Taking the DIY Super 6C Challenge - dummies

By Trish Power

Part of DIY Super For Dummies Cheat Sheet (Australian Edition)

You don’t have to be an expert in super, or be a guru in investing, or be particularly fond of paperwork to run your own super fund. Setting up and running a DIY super fund can be a relatively straightforward process, but you need to get it right from the start.

Six factors (all starting with the letter C) determine whether you have the opportunity, means, skills and inclination to drive your own super future, using a DIY super fund. Take this Super 6C Challenge:

  • Can you? Generally, nearly anyone can set up a DIY super fund, officially known as a self-managed super fund (SMSF); but, if you’re an employee, you can’t arrange your employer’s compulsory contributions to be paid into your SMSF unless you have the right to choose your own super fund.

  • Control. Taking control of your super is often the main reason for setting up a SMSF. Running a self-managed super fund also gives you flexibility over your level of super contributions, types of investments, tax planning and estate planning.

  • Cost. Generally, you need a superannuation balance of around $200,000 to $250,000, either on your own or among the other members who are to be in the fund, for DIY super to be cost-effective, according to a research report commissioned by the Australian Securities and Investments Commission (ASIC). If you don’t have $200,000 in super, it may still be cost-effective if you make substantial contributions in the first year or two.

  • Competence. Do you have sufficient knowledge of super and the skills to run a SMSF? Do you have access to advisers with SMSF and tax expertise, such as an accountant or tax-savvy financial planner? You also need to consider whether you’re going to do your fund’s administration or delegate that task to a service provider.

  • Compliance. You can expect fairly onerous reporting, monitoring and investment requirements. Are you up to it?

  • Commitment. DIY super is a lifelong journey — at least until you retire and maybe longer if your fund is going to provide you with a pension, or your children with superannuation benefits.
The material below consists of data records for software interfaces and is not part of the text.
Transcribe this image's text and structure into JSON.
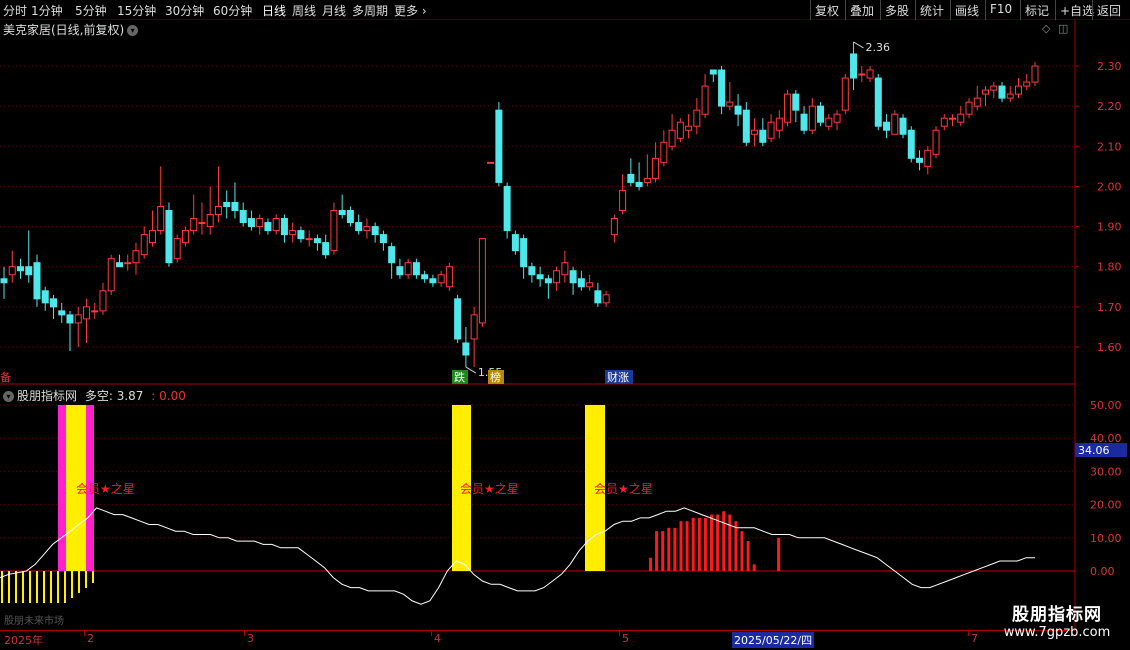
{
  "toolbar": {
    "periods": [
      "分时",
      "1分钟",
      "5分钟",
      "15分钟",
      "30分钟",
      "60分钟",
      "日线",
      "周线",
      "月线",
      "多周期",
      "更多"
    ],
    "active_period": "日线",
    "more_chevron": "›",
    "right_buttons": [
      "复权",
      "叠加",
      "多股",
      "统计",
      "画线",
      "F10",
      "标记",
      "+自选",
      "返回"
    ]
  },
  "stock": {
    "title": "美克家居(日线,前复权)",
    "high_label": "2.36",
    "low_label": "1.55",
    "markers": [
      {
        "text": "跌",
        "color": "#1e8a1e"
      },
      {
        "text": "榜",
        "color": "#b8860b"
      },
      {
        "text": "财涨",
        "color": "#1a3a9a"
      }
    ],
    "left_marker": "备"
  },
  "indicator": {
    "name": "股朋指标网",
    "label": "多空:",
    "value": "3.87",
    "value2": ": 0.00",
    "member_text": "会员★之星",
    "current_value": "34.06",
    "bottom_left_text": "股朋未来市场"
  },
  "axes": {
    "price_ticks": [
      "2.30",
      "2.20",
      "2.10",
      "2.00",
      "1.90",
      "1.80",
      "1.70",
      "1.60"
    ],
    "ind_ticks": [
      "50.00",
      "40.00",
      "30.00",
      "20.00",
      "10.00",
      "0.00"
    ]
  },
  "dates": {
    "labels": [
      "2025年",
      "2",
      "3",
      "4",
      "5",
      "7"
    ],
    "highlight": "2025/05/22/四"
  },
  "watermark": {
    "title": "股朋指标网",
    "url": "www.7gpzb.com"
  },
  "colors": {
    "up": "#ff3b3b",
    "down": "#4ee8ec",
    "grid": "#5a0000",
    "yellow": "#ffee00",
    "magenta": "#ff22cc"
  },
  "chart_data": {
    "type": "candlestick",
    "price_axis": [
      1.6,
      2.3
    ],
    "last_close": 2.3,
    "candles": [
      {
        "o": 1.77,
        "c": 1.76,
        "h": 1.8,
        "l": 1.72
      },
      {
        "o": 1.78,
        "c": 1.8,
        "h": 1.84,
        "l": 1.76
      },
      {
        "o": 1.8,
        "c": 1.79,
        "h": 1.82,
        "l": 1.77
      },
      {
        "o": 1.8,
        "c": 1.78,
        "h": 1.89,
        "l": 1.76
      },
      {
        "o": 1.81,
        "c": 1.72,
        "h": 1.83,
        "l": 1.7
      },
      {
        "o": 1.74,
        "c": 1.71,
        "h": 1.75,
        "l": 1.69
      },
      {
        "o": 1.72,
        "c": 1.7,
        "h": 1.73,
        "l": 1.67
      },
      {
        "o": 1.69,
        "c": 1.68,
        "h": 1.71,
        "l": 1.66
      },
      {
        "o": 1.68,
        "c": 1.66,
        "h": 1.69,
        "l": 1.59
      },
      {
        "o": 1.66,
        "c": 1.68,
        "h": 1.7,
        "l": 1.6
      },
      {
        "o": 1.67,
        "c": 1.7,
        "h": 1.72,
        "l": 1.61
      },
      {
        "o": 1.69,
        "c": 1.69,
        "h": 1.71,
        "l": 1.67
      },
      {
        "o": 1.69,
        "c": 1.74,
        "h": 1.76,
        "l": 1.68
      },
      {
        "o": 1.74,
        "c": 1.82,
        "h": 1.83,
        "l": 1.73
      },
      {
        "o": 1.81,
        "c": 1.8,
        "h": 1.83,
        "l": 1.8
      },
      {
        "o": 1.81,
        "c": 1.81,
        "h": 1.83,
        "l": 1.79
      },
      {
        "o": 1.81,
        "c": 1.84,
        "h": 1.86,
        "l": 1.78
      },
      {
        "o": 1.83,
        "c": 1.88,
        "h": 1.9,
        "l": 1.82
      },
      {
        "o": 1.86,
        "c": 1.89,
        "h": 1.94,
        "l": 1.85
      },
      {
        "o": 1.89,
        "c": 1.95,
        "h": 2.05,
        "l": 1.88
      },
      {
        "o": 1.94,
        "c": 1.81,
        "h": 1.96,
        "l": 1.8
      },
      {
        "o": 1.82,
        "c": 1.87,
        "h": 1.88,
        "l": 1.81
      },
      {
        "o": 1.86,
        "c": 1.89,
        "h": 1.9,
        "l": 1.85
      },
      {
        "o": 1.89,
        "c": 1.92,
        "h": 1.98,
        "l": 1.88
      },
      {
        "o": 1.91,
        "c": 1.91,
        "h": 1.96,
        "l": 1.88
      },
      {
        "o": 1.9,
        "c": 1.93,
        "h": 2.0,
        "l": 1.88
      },
      {
        "o": 1.93,
        "c": 1.95,
        "h": 2.05,
        "l": 1.91
      },
      {
        "o": 1.96,
        "c": 1.95,
        "h": 1.99,
        "l": 1.92
      },
      {
        "o": 1.96,
        "c": 1.94,
        "h": 2.01,
        "l": 1.92
      },
      {
        "o": 1.94,
        "c": 1.91,
        "h": 1.96,
        "l": 1.9
      },
      {
        "o": 1.92,
        "c": 1.9,
        "h": 1.94,
        "l": 1.89
      },
      {
        "o": 1.9,
        "c": 1.92,
        "h": 1.93,
        "l": 1.88
      },
      {
        "o": 1.91,
        "c": 1.89,
        "h": 1.92,
        "l": 1.88
      },
      {
        "o": 1.89,
        "c": 1.92,
        "h": 1.93,
        "l": 1.88
      },
      {
        "o": 1.92,
        "c": 1.88,
        "h": 1.93,
        "l": 1.86
      },
      {
        "o": 1.88,
        "c": 1.89,
        "h": 1.91,
        "l": 1.86
      },
      {
        "o": 1.89,
        "c": 1.87,
        "h": 1.9,
        "l": 1.86
      },
      {
        "o": 1.87,
        "c": 1.87,
        "h": 1.89,
        "l": 1.85
      },
      {
        "o": 1.87,
        "c": 1.86,
        "h": 1.88,
        "l": 1.84
      },
      {
        "o": 1.86,
        "c": 1.83,
        "h": 1.88,
        "l": 1.82
      },
      {
        "o": 1.84,
        "c": 1.94,
        "h": 1.96,
        "l": 1.83
      },
      {
        "o": 1.94,
        "c": 1.93,
        "h": 1.98,
        "l": 1.92
      },
      {
        "o": 1.94,
        "c": 1.91,
        "h": 1.95,
        "l": 1.9
      },
      {
        "o": 1.91,
        "c": 1.89,
        "h": 1.93,
        "l": 1.88
      },
      {
        "o": 1.89,
        "c": 1.9,
        "h": 1.92,
        "l": 1.87
      },
      {
        "o": 1.9,
        "c": 1.88,
        "h": 1.91,
        "l": 1.86
      },
      {
        "o": 1.88,
        "c": 1.86,
        "h": 1.89,
        "l": 1.84
      },
      {
        "o": 1.85,
        "c": 1.81,
        "h": 1.86,
        "l": 1.77
      },
      {
        "o": 1.8,
        "c": 1.78,
        "h": 1.82,
        "l": 1.77
      },
      {
        "o": 1.78,
        "c": 1.81,
        "h": 1.82,
        "l": 1.77
      },
      {
        "o": 1.81,
        "c": 1.78,
        "h": 1.82,
        "l": 1.77
      },
      {
        "o": 1.78,
        "c": 1.77,
        "h": 1.79,
        "l": 1.76
      },
      {
        "o": 1.77,
        "c": 1.76,
        "h": 1.78,
        "l": 1.75
      },
      {
        "o": 1.76,
        "c": 1.78,
        "h": 1.79,
        "l": 1.75
      },
      {
        "o": 1.75,
        "c": 1.8,
        "h": 1.81,
        "l": 1.74
      },
      {
        "o": 1.72,
        "c": 1.62,
        "h": 1.73,
        "l": 1.61
      },
      {
        "o": 1.61,
        "c": 1.58,
        "h": 1.65,
        "l": 1.55
      },
      {
        "o": 1.62,
        "c": 1.68,
        "h": 1.7,
        "l": 1.55
      },
      {
        "o": 1.66,
        "c": 1.87,
        "h": 1.87,
        "l": 1.65
      },
      {
        "o": 2.06,
        "c": 2.06,
        "h": 2.06,
        "l": 2.06
      },
      {
        "o": 2.19,
        "c": 2.01,
        "h": 2.21,
        "l": 2.0
      },
      {
        "o": 2.0,
        "c": 1.89,
        "h": 2.01,
        "l": 1.87
      },
      {
        "o": 1.88,
        "c": 1.84,
        "h": 1.89,
        "l": 1.83
      },
      {
        "o": 1.87,
        "c": 1.8,
        "h": 1.88,
        "l": 1.77
      },
      {
        "o": 1.8,
        "c": 1.78,
        "h": 1.81,
        "l": 1.76
      },
      {
        "o": 1.78,
        "c": 1.77,
        "h": 1.8,
        "l": 1.75
      },
      {
        "o": 1.77,
        "c": 1.76,
        "h": 1.78,
        "l": 1.72
      },
      {
        "o": 1.76,
        "c": 1.79,
        "h": 1.8,
        "l": 1.74
      },
      {
        "o": 1.78,
        "c": 1.81,
        "h": 1.84,
        "l": 1.76
      },
      {
        "o": 1.79,
        "c": 1.76,
        "h": 1.8,
        "l": 1.73
      },
      {
        "o": 1.77,
        "c": 1.75,
        "h": 1.79,
        "l": 1.74
      },
      {
        "o": 1.75,
        "c": 1.76,
        "h": 1.78,
        "l": 1.74
      },
      {
        "o": 1.74,
        "c": 1.71,
        "h": 1.76,
        "l": 1.7
      },
      {
        "o": 1.71,
        "c": 1.73,
        "h": 1.74,
        "l": 1.7
      },
      {
        "o": 1.88,
        "c": 1.92,
        "h": 1.93,
        "l": 1.86
      },
      {
        "o": 1.94,
        "c": 1.99,
        "h": 2.03,
        "l": 1.93
      },
      {
        "o": 2.03,
        "c": 2.01,
        "h": 2.07,
        "l": 2.0
      },
      {
        "o": 2.01,
        "c": 2.0,
        "h": 2.06,
        "l": 1.99
      },
      {
        "o": 2.01,
        "c": 2.02,
        "h": 2.08,
        "l": 2.0
      },
      {
        "o": 2.02,
        "c": 2.07,
        "h": 2.11,
        "l": 2.01
      },
      {
        "o": 2.06,
        "c": 2.11,
        "h": 2.14,
        "l": 2.05
      },
      {
        "o": 2.1,
        "c": 2.14,
        "h": 2.18,
        "l": 2.09
      },
      {
        "o": 2.12,
        "c": 2.16,
        "h": 2.17,
        "l": 2.11
      },
      {
        "o": 2.14,
        "c": 2.15,
        "h": 2.18,
        "l": 2.12
      },
      {
        "o": 2.15,
        "c": 2.19,
        "h": 2.22,
        "l": 2.13
      },
      {
        "o": 2.18,
        "c": 2.25,
        "h": 2.28,
        "l": 2.17
      },
      {
        "o": 2.29,
        "c": 2.28,
        "h": 2.29,
        "l": 2.26
      },
      {
        "o": 2.29,
        "c": 2.2,
        "h": 2.3,
        "l": 2.18
      },
      {
        "o": 2.2,
        "c": 2.21,
        "h": 2.26,
        "l": 2.19
      },
      {
        "o": 2.2,
        "c": 2.18,
        "h": 2.23,
        "l": 2.15
      },
      {
        "o": 2.19,
        "c": 2.11,
        "h": 2.21,
        "l": 2.1
      },
      {
        "o": 2.13,
        "c": 2.14,
        "h": 2.17,
        "l": 2.1
      },
      {
        "o": 2.14,
        "c": 2.11,
        "h": 2.17,
        "l": 2.1
      },
      {
        "o": 2.12,
        "c": 2.16,
        "h": 2.18,
        "l": 2.11
      },
      {
        "o": 2.14,
        "c": 2.17,
        "h": 2.19,
        "l": 2.12
      },
      {
        "o": 2.16,
        "c": 2.23,
        "h": 2.24,
        "l": 2.15
      },
      {
        "o": 2.23,
        "c": 2.19,
        "h": 2.24,
        "l": 2.16
      },
      {
        "o": 2.18,
        "c": 2.14,
        "h": 2.2,
        "l": 2.13
      },
      {
        "o": 2.14,
        "c": 2.2,
        "h": 2.22,
        "l": 2.13
      },
      {
        "o": 2.2,
        "c": 2.16,
        "h": 2.21,
        "l": 2.15
      },
      {
        "o": 2.15,
        "c": 2.17,
        "h": 2.18,
        "l": 2.14
      },
      {
        "o": 2.16,
        "c": 2.18,
        "h": 2.19,
        "l": 2.14
      },
      {
        "o": 2.19,
        "c": 2.27,
        "h": 2.28,
        "l": 2.18
      },
      {
        "o": 2.33,
        "c": 2.27,
        "h": 2.36,
        "l": 2.24
      },
      {
        "o": 2.28,
        "c": 2.28,
        "h": 2.3,
        "l": 2.26
      },
      {
        "o": 2.27,
        "c": 2.29,
        "h": 2.3,
        "l": 2.26
      },
      {
        "o": 2.27,
        "c": 2.15,
        "h": 2.28,
        "l": 2.14
      },
      {
        "o": 2.16,
        "c": 2.14,
        "h": 2.18,
        "l": 2.12
      },
      {
        "o": 2.13,
        "c": 2.18,
        "h": 2.19,
        "l": 2.13
      },
      {
        "o": 2.17,
        "c": 2.13,
        "h": 2.18,
        "l": 2.12
      },
      {
        "o": 2.14,
        "c": 2.07,
        "h": 2.15,
        "l": 2.06
      },
      {
        "o": 2.07,
        "c": 2.06,
        "h": 2.09,
        "l": 2.04
      },
      {
        "o": 2.05,
        "c": 2.09,
        "h": 2.1,
        "l": 2.03
      },
      {
        "o": 2.08,
        "c": 2.14,
        "h": 2.15,
        "l": 2.07
      },
      {
        "o": 2.15,
        "c": 2.17,
        "h": 2.18,
        "l": 2.14
      },
      {
        "o": 2.17,
        "c": 2.17,
        "h": 2.18,
        "l": 2.15
      },
      {
        "o": 2.16,
        "c": 2.18,
        "h": 2.2,
        "l": 2.15
      },
      {
        "o": 2.18,
        "c": 2.21,
        "h": 2.22,
        "l": 2.17
      },
      {
        "o": 2.2,
        "c": 2.22,
        "h": 2.25,
        "l": 2.19
      },
      {
        "o": 2.23,
        "c": 2.24,
        "h": 2.25,
        "l": 2.2
      },
      {
        "o": 2.24,
        "c": 2.25,
        "h": 2.26,
        "l": 2.22
      },
      {
        "o": 2.25,
        "c": 2.22,
        "h": 2.26,
        "l": 2.21
      },
      {
        "o": 2.22,
        "c": 2.23,
        "h": 2.25,
        "l": 2.21
      },
      {
        "o": 2.23,
        "c": 2.25,
        "h": 2.27,
        "l": 2.22
      },
      {
        "o": 2.25,
        "c": 2.26,
        "h": 2.28,
        "l": 2.24
      },
      {
        "o": 2.26,
        "c": 2.3,
        "h": 2.31,
        "l": 2.25
      }
    ],
    "indicator_axis": [
      -10,
      55
    ],
    "indicator_line": [
      -2,
      -1,
      -0.5,
      0,
      2,
      5,
      8,
      10,
      12,
      14,
      16,
      19,
      18,
      17,
      17,
      16,
      15,
      14,
      14,
      13,
      12,
      12,
      11,
      11,
      11,
      10,
      10,
      9,
      9,
      9,
      8,
      8,
      7,
      7,
      7,
      5,
      3,
      1,
      -2,
      -4,
      -5,
      -5,
      -6,
      -6,
      -6,
      -6,
      -7,
      -9,
      -10,
      -9,
      -5,
      0,
      3,
      2,
      -1,
      -3,
      -4,
      -4,
      -5,
      -6,
      -6,
      -6,
      -5,
      -3,
      -1,
      2,
      6,
      9,
      11,
      12,
      14,
      15,
      15,
      16,
      16,
      17,
      18,
      18,
      19,
      18,
      17,
      16,
      15,
      14,
      13,
      13,
      13,
      12,
      11,
      11,
      11,
      10,
      10,
      10,
      10,
      9,
      8,
      7,
      6,
      5,
      4,
      2,
      0,
      -2,
      -4,
      -5,
      -5,
      -4,
      -3,
      -2,
      -1,
      0,
      1,
      2,
      3,
      3,
      3,
      4,
      4
    ],
    "red_bars": [
      4,
      12,
      12,
      13,
      13,
      15,
      15,
      16,
      16,
      16,
      17,
      17,
      18,
      17,
      15,
      12,
      9,
      2,
      0,
      0,
      0,
      10
    ],
    "member_label_positions": [
      "first",
      "second",
      "third"
    ]
  }
}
Running your fund can take up quite a bit of time, too, particularly if you’re planning to be an active investor.